    If you are setting a password because you want to be able to administer the Kiwi from the Internet while, say, traveling, but you don't want the annoyance of having to give the password from your local subnet, then set the "Admin auto-login from local net even if password set?" option to yes. When you login with a password it is saved in a browser cookie, so this minimizes the number of times you must enter it.

  • Will running the GPS reveal my exact location?
    No. The only place the high-resolution coordinates computed by the SD-GPS are displayed is on the GPS status tab of the admin webpage. So if access to the admin webpage is properly protected the GPS location will not be available. The locations shown on the main SDR webpage and on are from other purely text parameters configured on the admin webpage. So they can be completely arbitrary and set to not reveal your exact location. In addition, dithers the locations shown on their map slightly to guarantee privacy.

    When a GPS solution has been computed a button will appear on the tab of the admin page allowing the location field to be filled-in as a convenience. You can subsequently edit this field to obscure the exact position. But the dithering described above done by will essentially do this for you.

  • Why does the Kiwi interfere with my 2 meter radio reception?
    This is a known issue that is being investigated. There is a workaround. Please see this forum thread.

  • Why does the Kiwi stop working at my remote location that gets above 40 deg C?
    We've had a report of the Kiwi shutting down when running at a remote location location where the internal building temperature exceeded 40 deg C (104 deg F). The problem stopped when there was a modest airflow applied to the Kiwi even without lowering the temperature of the building. This might also be an issue if you place the Kiwi in your own enclosure (e.g. a metal one) without cooling holes. But we have not investigated this.

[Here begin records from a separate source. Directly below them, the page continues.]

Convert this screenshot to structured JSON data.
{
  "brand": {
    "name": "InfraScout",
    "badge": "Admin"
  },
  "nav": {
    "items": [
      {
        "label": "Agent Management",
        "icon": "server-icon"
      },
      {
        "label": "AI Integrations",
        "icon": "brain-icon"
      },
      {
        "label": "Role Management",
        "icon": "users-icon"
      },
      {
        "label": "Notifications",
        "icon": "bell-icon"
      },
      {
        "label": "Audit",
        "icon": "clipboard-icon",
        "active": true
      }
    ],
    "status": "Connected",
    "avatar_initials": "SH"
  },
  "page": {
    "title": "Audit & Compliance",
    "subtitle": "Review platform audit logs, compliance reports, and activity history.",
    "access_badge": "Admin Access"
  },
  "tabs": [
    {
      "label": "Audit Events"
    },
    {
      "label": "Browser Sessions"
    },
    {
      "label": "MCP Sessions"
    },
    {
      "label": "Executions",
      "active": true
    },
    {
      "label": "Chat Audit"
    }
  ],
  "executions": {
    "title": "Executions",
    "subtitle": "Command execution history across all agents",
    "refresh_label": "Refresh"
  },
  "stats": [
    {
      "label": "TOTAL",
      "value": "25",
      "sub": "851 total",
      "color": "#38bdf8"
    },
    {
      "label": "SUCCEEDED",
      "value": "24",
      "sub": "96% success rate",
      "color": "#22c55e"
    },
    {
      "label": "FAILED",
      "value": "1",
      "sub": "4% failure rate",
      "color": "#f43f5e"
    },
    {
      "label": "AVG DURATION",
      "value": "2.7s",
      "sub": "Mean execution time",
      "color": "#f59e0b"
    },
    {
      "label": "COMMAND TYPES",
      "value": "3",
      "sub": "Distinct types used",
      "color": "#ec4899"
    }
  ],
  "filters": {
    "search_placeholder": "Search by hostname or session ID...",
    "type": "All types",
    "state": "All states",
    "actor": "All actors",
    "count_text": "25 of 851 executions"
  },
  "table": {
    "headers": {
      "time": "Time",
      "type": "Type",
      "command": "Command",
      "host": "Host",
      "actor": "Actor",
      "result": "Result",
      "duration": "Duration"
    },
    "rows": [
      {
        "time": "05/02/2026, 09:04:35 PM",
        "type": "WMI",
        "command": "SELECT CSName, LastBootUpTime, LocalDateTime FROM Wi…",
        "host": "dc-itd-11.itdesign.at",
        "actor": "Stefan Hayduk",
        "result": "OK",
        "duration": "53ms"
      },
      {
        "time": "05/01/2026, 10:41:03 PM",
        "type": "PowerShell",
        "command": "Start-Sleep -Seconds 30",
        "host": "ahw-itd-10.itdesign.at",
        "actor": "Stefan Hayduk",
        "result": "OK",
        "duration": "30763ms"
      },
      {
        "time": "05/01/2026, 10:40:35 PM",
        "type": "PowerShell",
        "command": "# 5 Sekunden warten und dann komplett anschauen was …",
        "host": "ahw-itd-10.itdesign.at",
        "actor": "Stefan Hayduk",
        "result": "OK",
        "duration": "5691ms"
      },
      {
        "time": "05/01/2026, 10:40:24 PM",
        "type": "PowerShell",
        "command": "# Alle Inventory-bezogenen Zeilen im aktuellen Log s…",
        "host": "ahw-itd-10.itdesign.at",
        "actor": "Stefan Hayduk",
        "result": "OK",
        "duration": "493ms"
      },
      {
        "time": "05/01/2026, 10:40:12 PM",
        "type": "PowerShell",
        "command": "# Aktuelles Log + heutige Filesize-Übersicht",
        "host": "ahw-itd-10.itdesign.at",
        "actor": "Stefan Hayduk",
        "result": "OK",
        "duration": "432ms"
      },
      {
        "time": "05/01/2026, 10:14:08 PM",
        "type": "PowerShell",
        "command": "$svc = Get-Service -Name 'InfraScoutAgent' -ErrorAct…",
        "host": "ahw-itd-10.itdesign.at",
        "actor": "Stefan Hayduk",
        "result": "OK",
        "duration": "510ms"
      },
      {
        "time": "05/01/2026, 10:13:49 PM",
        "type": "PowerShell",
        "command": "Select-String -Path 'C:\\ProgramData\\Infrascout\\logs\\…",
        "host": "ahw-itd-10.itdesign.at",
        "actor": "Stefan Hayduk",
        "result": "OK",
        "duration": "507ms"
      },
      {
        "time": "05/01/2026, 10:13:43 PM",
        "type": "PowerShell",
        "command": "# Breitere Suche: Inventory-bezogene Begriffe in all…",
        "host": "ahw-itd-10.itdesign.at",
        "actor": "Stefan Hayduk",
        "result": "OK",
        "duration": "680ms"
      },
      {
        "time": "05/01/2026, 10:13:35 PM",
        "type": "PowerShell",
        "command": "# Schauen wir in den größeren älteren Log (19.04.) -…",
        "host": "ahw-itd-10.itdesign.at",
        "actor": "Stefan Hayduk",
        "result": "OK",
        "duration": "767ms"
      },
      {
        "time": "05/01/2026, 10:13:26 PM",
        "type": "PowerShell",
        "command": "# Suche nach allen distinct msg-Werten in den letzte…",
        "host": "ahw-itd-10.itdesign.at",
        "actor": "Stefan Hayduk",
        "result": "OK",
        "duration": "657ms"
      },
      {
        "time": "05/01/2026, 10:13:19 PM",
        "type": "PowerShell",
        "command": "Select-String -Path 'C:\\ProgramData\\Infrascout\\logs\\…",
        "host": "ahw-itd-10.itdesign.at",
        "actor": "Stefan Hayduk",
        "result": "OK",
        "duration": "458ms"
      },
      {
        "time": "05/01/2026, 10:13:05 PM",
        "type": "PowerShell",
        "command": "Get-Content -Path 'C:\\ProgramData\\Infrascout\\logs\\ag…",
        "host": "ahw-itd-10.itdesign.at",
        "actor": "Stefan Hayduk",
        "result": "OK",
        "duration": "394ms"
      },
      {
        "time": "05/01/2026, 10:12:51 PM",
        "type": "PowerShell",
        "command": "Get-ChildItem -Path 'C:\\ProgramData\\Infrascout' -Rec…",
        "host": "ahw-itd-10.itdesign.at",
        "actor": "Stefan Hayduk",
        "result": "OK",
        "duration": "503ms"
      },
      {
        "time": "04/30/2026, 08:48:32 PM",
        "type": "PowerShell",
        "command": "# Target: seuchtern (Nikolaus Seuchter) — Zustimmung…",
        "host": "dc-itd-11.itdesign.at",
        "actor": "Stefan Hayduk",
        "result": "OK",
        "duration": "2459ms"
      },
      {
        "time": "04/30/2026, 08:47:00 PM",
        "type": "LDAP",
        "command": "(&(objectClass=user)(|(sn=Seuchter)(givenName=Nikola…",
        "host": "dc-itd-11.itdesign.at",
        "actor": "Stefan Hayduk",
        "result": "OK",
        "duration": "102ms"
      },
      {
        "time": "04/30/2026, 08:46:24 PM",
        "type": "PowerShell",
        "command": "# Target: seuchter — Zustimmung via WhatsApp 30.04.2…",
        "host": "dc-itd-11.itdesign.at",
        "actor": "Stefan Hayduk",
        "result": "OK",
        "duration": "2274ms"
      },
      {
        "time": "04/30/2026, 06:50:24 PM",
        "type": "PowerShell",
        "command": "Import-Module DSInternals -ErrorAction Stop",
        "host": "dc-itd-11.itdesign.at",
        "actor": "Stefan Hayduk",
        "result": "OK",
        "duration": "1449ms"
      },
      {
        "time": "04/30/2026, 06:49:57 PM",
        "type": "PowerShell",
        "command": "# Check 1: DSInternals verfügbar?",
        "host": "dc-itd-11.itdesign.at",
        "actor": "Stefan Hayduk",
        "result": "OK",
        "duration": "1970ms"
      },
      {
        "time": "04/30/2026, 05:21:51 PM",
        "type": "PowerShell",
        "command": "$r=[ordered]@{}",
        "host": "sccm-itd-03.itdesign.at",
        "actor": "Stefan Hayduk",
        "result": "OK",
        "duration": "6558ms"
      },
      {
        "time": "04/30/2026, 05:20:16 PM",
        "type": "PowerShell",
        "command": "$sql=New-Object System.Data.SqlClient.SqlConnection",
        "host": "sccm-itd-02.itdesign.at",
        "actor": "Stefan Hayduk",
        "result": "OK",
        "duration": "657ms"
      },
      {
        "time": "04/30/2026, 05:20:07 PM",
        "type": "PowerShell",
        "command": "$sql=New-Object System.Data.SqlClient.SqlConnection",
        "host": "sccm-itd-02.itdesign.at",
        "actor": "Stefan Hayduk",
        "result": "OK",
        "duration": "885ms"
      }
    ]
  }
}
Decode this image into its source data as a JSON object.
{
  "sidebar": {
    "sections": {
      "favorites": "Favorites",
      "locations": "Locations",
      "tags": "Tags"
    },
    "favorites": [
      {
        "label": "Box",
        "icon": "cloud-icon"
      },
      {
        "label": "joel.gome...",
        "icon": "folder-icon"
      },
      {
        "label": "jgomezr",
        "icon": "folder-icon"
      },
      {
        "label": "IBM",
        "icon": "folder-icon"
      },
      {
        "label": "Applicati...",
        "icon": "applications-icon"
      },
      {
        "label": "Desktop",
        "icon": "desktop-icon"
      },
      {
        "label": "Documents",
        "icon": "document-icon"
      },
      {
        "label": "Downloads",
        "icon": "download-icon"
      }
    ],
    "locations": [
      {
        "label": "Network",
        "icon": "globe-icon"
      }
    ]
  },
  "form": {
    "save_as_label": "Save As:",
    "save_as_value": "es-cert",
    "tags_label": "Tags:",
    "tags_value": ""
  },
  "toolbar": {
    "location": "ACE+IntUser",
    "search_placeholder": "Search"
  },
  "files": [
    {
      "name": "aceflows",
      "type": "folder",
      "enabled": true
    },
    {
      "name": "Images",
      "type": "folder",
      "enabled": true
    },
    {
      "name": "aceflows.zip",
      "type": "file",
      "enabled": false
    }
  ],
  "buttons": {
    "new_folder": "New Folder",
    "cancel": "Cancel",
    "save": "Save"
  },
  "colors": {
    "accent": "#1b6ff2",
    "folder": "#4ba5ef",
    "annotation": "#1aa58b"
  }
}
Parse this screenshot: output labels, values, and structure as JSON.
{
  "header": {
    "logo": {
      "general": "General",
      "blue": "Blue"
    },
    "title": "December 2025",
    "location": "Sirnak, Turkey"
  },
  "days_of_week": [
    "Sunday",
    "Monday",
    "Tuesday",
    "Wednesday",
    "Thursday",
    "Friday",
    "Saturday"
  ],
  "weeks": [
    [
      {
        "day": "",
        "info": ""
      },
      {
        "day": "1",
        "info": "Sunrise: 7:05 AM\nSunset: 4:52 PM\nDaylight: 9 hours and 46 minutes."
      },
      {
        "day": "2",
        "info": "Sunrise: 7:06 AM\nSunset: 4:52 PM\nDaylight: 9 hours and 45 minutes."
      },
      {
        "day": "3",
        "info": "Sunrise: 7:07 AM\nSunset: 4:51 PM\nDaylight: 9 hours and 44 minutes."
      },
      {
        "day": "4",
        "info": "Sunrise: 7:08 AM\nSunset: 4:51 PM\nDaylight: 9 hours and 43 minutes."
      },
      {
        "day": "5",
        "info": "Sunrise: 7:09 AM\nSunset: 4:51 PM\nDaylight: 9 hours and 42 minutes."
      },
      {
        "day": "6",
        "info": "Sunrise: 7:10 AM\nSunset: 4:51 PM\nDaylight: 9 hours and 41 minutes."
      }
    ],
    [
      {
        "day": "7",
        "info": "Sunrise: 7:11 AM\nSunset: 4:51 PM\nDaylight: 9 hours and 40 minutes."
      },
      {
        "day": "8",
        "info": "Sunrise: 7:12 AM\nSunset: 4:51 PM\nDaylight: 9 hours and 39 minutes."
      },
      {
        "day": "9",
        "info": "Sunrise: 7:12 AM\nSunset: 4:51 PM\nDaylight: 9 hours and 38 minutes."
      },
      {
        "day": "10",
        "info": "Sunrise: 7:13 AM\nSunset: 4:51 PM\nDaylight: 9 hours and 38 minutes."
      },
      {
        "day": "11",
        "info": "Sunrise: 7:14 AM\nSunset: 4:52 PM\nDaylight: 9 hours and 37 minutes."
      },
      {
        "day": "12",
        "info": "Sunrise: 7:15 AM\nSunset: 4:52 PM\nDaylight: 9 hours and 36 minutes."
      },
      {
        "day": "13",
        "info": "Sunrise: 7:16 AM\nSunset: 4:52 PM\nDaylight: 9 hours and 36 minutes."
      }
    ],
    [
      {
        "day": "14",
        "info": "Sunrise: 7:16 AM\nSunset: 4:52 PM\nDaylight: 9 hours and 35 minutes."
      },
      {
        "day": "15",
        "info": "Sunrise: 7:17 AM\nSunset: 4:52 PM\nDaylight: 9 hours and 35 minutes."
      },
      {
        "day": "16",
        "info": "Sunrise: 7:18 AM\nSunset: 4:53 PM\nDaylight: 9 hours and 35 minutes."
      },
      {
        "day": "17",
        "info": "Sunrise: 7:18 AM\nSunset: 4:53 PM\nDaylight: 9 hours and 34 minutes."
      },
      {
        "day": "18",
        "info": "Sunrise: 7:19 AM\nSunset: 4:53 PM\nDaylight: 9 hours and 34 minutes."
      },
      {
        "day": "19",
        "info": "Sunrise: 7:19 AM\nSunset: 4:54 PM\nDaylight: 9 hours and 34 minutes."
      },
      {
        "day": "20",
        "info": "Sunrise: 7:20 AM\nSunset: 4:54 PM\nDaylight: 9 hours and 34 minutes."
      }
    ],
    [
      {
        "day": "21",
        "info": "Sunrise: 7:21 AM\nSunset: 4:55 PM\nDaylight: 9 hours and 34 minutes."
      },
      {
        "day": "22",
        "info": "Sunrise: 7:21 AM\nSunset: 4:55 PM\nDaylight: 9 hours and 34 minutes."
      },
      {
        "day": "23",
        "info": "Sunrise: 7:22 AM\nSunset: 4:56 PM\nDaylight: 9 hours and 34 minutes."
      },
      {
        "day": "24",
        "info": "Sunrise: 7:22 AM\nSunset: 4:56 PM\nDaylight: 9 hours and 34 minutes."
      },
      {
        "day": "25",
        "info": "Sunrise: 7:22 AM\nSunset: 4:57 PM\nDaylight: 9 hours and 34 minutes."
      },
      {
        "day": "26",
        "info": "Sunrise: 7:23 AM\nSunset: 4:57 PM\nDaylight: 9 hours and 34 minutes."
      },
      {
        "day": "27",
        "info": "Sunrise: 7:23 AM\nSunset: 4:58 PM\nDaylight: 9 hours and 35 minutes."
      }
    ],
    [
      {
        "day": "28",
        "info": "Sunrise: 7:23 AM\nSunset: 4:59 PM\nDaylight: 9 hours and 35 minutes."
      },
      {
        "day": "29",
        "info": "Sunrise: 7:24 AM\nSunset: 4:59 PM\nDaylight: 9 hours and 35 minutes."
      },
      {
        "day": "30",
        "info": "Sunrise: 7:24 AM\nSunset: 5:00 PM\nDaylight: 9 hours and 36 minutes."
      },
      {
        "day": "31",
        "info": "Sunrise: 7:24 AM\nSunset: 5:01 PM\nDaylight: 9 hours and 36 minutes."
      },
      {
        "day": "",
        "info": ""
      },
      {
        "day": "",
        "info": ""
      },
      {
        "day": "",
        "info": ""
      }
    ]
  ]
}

  • Will there be a Raspberry Pi version of the board?
    It's a possibility, but there are so many other things to get done first. So this would be a low priority for us. You're talking about two host devices of similar low cost for an SDR that will likely just sit on a shelf someplace running 24/7. So there seems to be little advantage in offering support for multiple hosts. A second version of the KiwiSDR with different capabilities seems more interesting.

    A huge amount of work went into the BeagleBone port. The host processing required is substantial and it appears the R-Pi 3 should be powerful enough. But there is no way of knowing without doing the complete port and seeing what happens. Similarly with the performance of the I/O link between the two boards. Then there is always the risk of an unacceptable amount of self-interference (i.e. EMI/RFI) from the R-Pi to the KiwiSDR. It should be possible to prototype using the existing BeagleBone board before committing to the design of an R-Pi PCB.